This postgraduate program provides advanced study of the international protection of fundamental human rights. The curriculum integrates general human rights protection in times of peace and war with the special protection of basic rights in situations of armed conflict (under international humanitarian law). Such an approach is especially important as the boundary between war and peace becomes increasingly blurred.
Such a blurring of the boundary is the result from many different circumstances including: the rise of terrorism, the diversity in its cause and nature and wide scope of possible reactions to it; the often unclear boundary between situations of civil war, external aggression, guerrilla action and even domestic policing; the reliance on both official (Security Council-sanctioned) and unofficial (sometimes invited) peace-keeping forces in a broad range of conflict situations. Confusion in drawing a clear line may even emerge from humanitarian military intervention in the name of the defence of human rights itself. Responses to various forms of civil unrest (often itself provoked by alleged breaches of human rights) or states of emergency (whether of political or natural origin) including, for example, the establishment of a state of martial law, or merely reliance upon domestic or even foreign military forces to assert control or provide assistance expands the range of situations which are difficult to categorise. Beyond this, national intelligence services may conduct operations (whether at home or abroad) with (quasi-)military character but which formally, not invoke the regulatory framework of humanitarian law. Reliance on mercenary forces and other forms of military outsourcing in diverse contexts of belligerency expands this list even further.
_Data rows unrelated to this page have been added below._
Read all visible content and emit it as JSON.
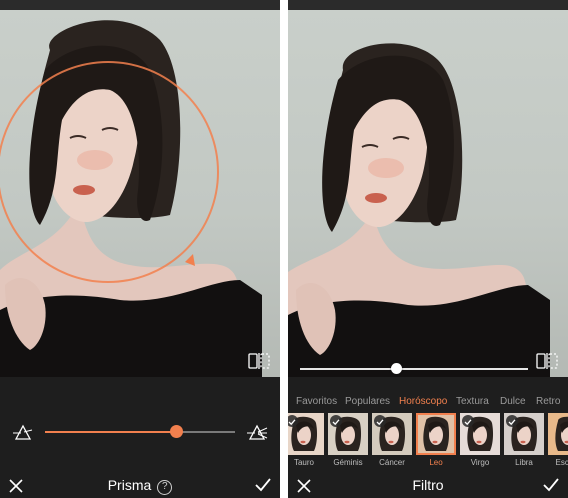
{
  "left": {
    "tool_title": "Prisma",
    "help_glyph": "?",
    "slider_value": 0.69,
    "accent_color": "#f2804e",
    "icons": [
      "prism-low-icon",
      "prism-high-icon",
      "compare-icon",
      "close-icon",
      "check-icon",
      "help-icon"
    ]
  },
  "right": {
    "title": "Filtro",
    "strength_value": 0.42,
    "tabs": [
      {
        "label": "Favoritos",
        "active": false
      },
      {
        "label": "Populares",
        "active": false
      },
      {
        "label": "Horóscopo",
        "active": true
      },
      {
        "label": "Textura",
        "active": false
      },
      {
        "label": "Dulce",
        "active": false
      },
      {
        "label": "Retro",
        "active": false
      }
    ],
    "filters": [
      {
        "label": "Tauro",
        "selected": false
      },
      {
        "label": "Géminis",
        "selected": false
      },
      {
        "label": "Cáncer",
        "selected": false
      },
      {
        "label": "Leo",
        "selected": true
      },
      {
        "label": "Virgo",
        "selected": false
      },
      {
        "label": "Libra",
        "selected": false
      },
      {
        "label": "Escorp",
        "selected": false
      }
    ]
  }
}
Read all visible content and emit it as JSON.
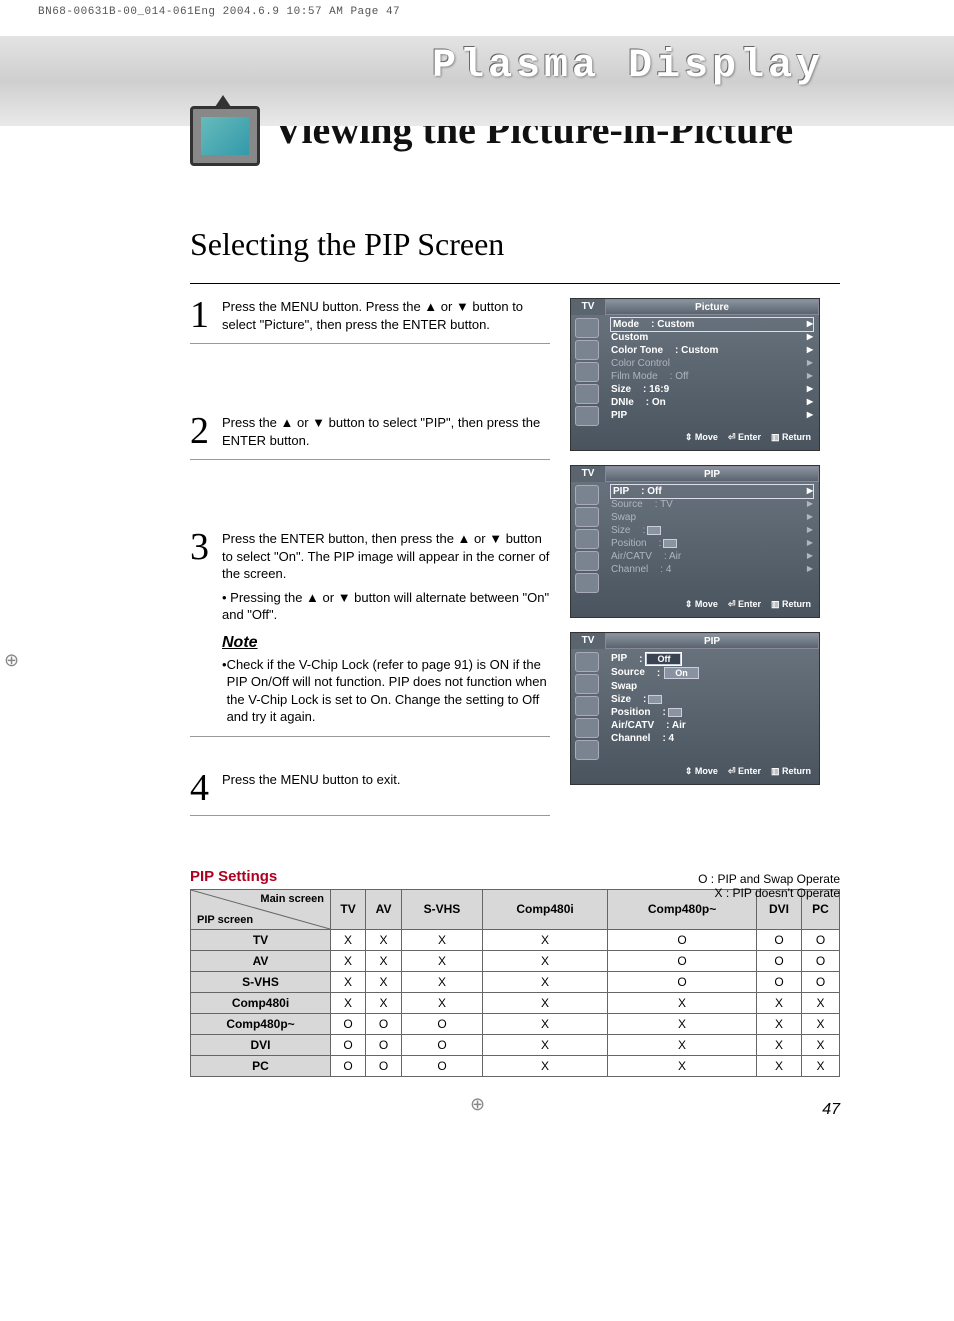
{
  "print_mark": "BN68-00631B-00_014-061Eng  2004.6.9  10:57 AM  Page 47",
  "brand": "Plasma Display",
  "main_title": "Viewing the Picture-in-Picture",
  "section_title": "Selecting the PIP Screen",
  "steps": [
    {
      "n": "1",
      "text": "Press the MENU button. Press the ▲ or ▼ button to select \"Picture\", then press the ENTER button."
    },
    {
      "n": "2",
      "text": "Press the ▲ or ▼ button to select \"PIP\", then press the ENTER button."
    },
    {
      "n": "3",
      "text": "Press the ENTER button, then press the ▲ or ▼ button to select \"On\". The PIP image will appear in the corner of the screen.",
      "bullet": "Pressing the ▲ or ▼ button will alternate between \"On\" and \"Off\".",
      "note_h": "Note",
      "note": "Check if the V-Chip Lock (refer to page 91) is ON if the PIP On/Off will not function. PIP does not function when the V-Chip Lock is set to On. Change the setting to Off and try it again."
    },
    {
      "n": "4",
      "text": "Press the MENU button to exit."
    }
  ],
  "osd": {
    "foot": {
      "move": "Move",
      "enter": "Enter",
      "return": "Return"
    },
    "panel1": {
      "tv": "TV",
      "title": "Picture",
      "rows": [
        {
          "l": "Mode",
          "v": ":  Custom",
          "sel": true
        },
        {
          "l": "Custom",
          "v": ""
        },
        {
          "l": "Color Tone",
          "v": ":  Custom"
        },
        {
          "l": "Color Control",
          "v": "",
          "dim": true
        },
        {
          "l": "Film Mode",
          "v": ":  Off",
          "dim": true
        },
        {
          "l": "Size",
          "v": ":  16:9"
        },
        {
          "l": "DNIe",
          "v": ":  On"
        },
        {
          "l": "PIP",
          "v": ""
        }
      ]
    },
    "panel2": {
      "tv": "TV",
      "title": "PIP",
      "rows": [
        {
          "l": "PIP",
          "v": ":  Off",
          "sel": true
        },
        {
          "l": "Source",
          "v": ":  TV",
          "dim": true
        },
        {
          "l": "Swap",
          "v": "",
          "dim": true
        },
        {
          "l": "Size",
          "v": ":",
          "dim": true,
          "icon": true
        },
        {
          "l": "Position",
          "v": ":",
          "dim": true,
          "icon": true
        },
        {
          "l": "Air/CATV",
          "v": ":  Air",
          "dim": true
        },
        {
          "l": "Channel",
          "v": ":  4",
          "dim": true
        }
      ]
    },
    "panel3": {
      "tv": "TV",
      "title": "PIP",
      "rows": [
        {
          "l": "PIP",
          "v": ":"
        },
        {
          "l": "Source",
          "v": ":"
        },
        {
          "l": "Swap",
          "v": ""
        },
        {
          "l": "Size",
          "v": ":",
          "icon": true
        },
        {
          "l": "Position",
          "v": ":",
          "icon": true
        },
        {
          "l": "Air/CATV",
          "v": ":  Air"
        },
        {
          "l": "Channel",
          "v": ":  4"
        }
      ],
      "opts": {
        "off": "Off",
        "on": "On"
      }
    }
  },
  "pip_settings_h": "PIP Settings",
  "legend": {
    "o": "O :  PIP and Swap Operate",
    "x": "X  :  PIP doesn't Operate"
  },
  "table": {
    "diag_top": "Main screen",
    "diag_bot": "PIP screen",
    "cols": [
      "TV",
      "AV",
      "S-VHS",
      "Comp480i",
      "Comp480p~",
      "DVI",
      "PC"
    ],
    "rows": [
      {
        "h": "TV",
        "c": [
          "X",
          "X",
          "X",
          "X",
          "O",
          "O",
          "O"
        ]
      },
      {
        "h": "AV",
        "c": [
          "X",
          "X",
          "X",
          "X",
          "O",
          "O",
          "O"
        ]
      },
      {
        "h": "S-VHS",
        "c": [
          "X",
          "X",
          "X",
          "X",
          "O",
          "O",
          "O"
        ]
      },
      {
        "h": "Comp480i",
        "c": [
          "X",
          "X",
          "X",
          "X",
          "X",
          "X",
          "X"
        ]
      },
      {
        "h": "Comp480p~",
        "c": [
          "O",
          "O",
          "O",
          "X",
          "X",
          "X",
          "X"
        ]
      },
      {
        "h": "DVI",
        "c": [
          "O",
          "O",
          "O",
          "X",
          "X",
          "X",
          "X"
        ]
      },
      {
        "h": "PC",
        "c": [
          "O",
          "O",
          "O",
          "X",
          "X",
          "X",
          "X"
        ]
      }
    ]
  },
  "page_num": "47"
}
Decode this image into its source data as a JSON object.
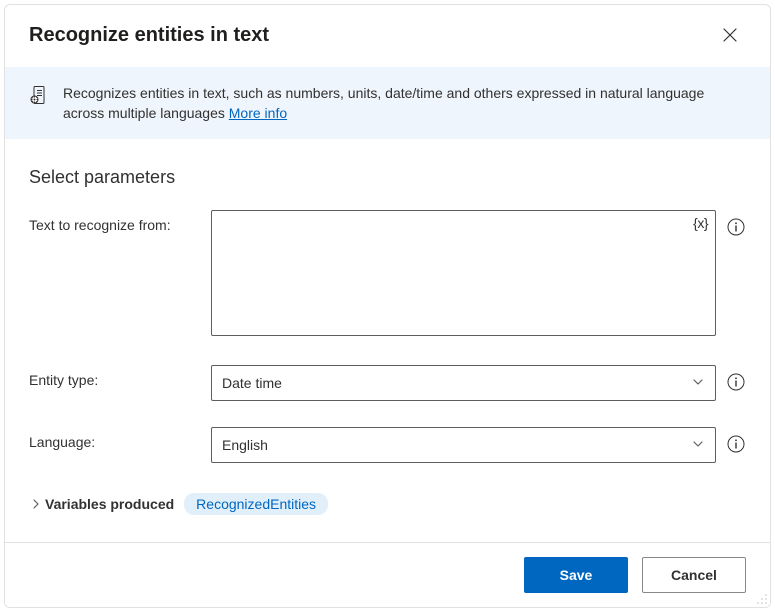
{
  "header": {
    "title": "Recognize entities in text"
  },
  "banner": {
    "text": "Recognizes entities in text, such as numbers, units, date/time and others expressed in natural language across multiple languages ",
    "more_link": "More info"
  },
  "section": {
    "title": "Select parameters"
  },
  "params": {
    "text_label": "Text to recognize from:",
    "text_value": "",
    "fx_label": "{x}",
    "entity_label": "Entity type:",
    "entity_value": "Date time",
    "lang_label": "Language:",
    "lang_value": "English"
  },
  "vars": {
    "label": "Variables produced",
    "chip": "RecognizedEntities"
  },
  "footer": {
    "save": "Save",
    "cancel": "Cancel"
  }
}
All these examples show that a rigid and dogmatic attempt to identify situations where international humanitarian law does or does not apply and thus how it interacts with the generally applicable regime of human rights protection is at least problematic and may even be counterproductive. This program of study therefore embraces the full range of international law responses to human rights challenges and of the measures and systems for the protection of the individual in the most diverse political, social, economic, geographical and military situations.
The teaching faculty for the degree program consists of highly qualified human rights teachers and experts from many different countries and varied academic traditions.
Students of the Master of International Human Rights Law and International Humanitarian Law (LLM) program are selected on a competitive basis considering their grades in previous courses, their practical experience and their motivation for enrolling in the program. The language of instruction is English.
This advanced degree provides a suitable basis for a career in international human rights, whether in international organizations on universal or regional level, national governmental institutions or non-governmental organizations (NGOs).
The Master’s course contains a significant practical component aimed at providing a bridge between academic study of human rights and later professional activity, thus allowing flexible and wide career choice. The international spread and experience of the teaching staff and their contacts to many institutions internationally provide a secure base for diverse human rights internship and career opportunities.
In close relation to the Master’s program — but with a different focus and narrower scope —, the Viadrina also offers an annual two-week intensive Summer Course, ‘The European System of Human Rights Protection’ every September.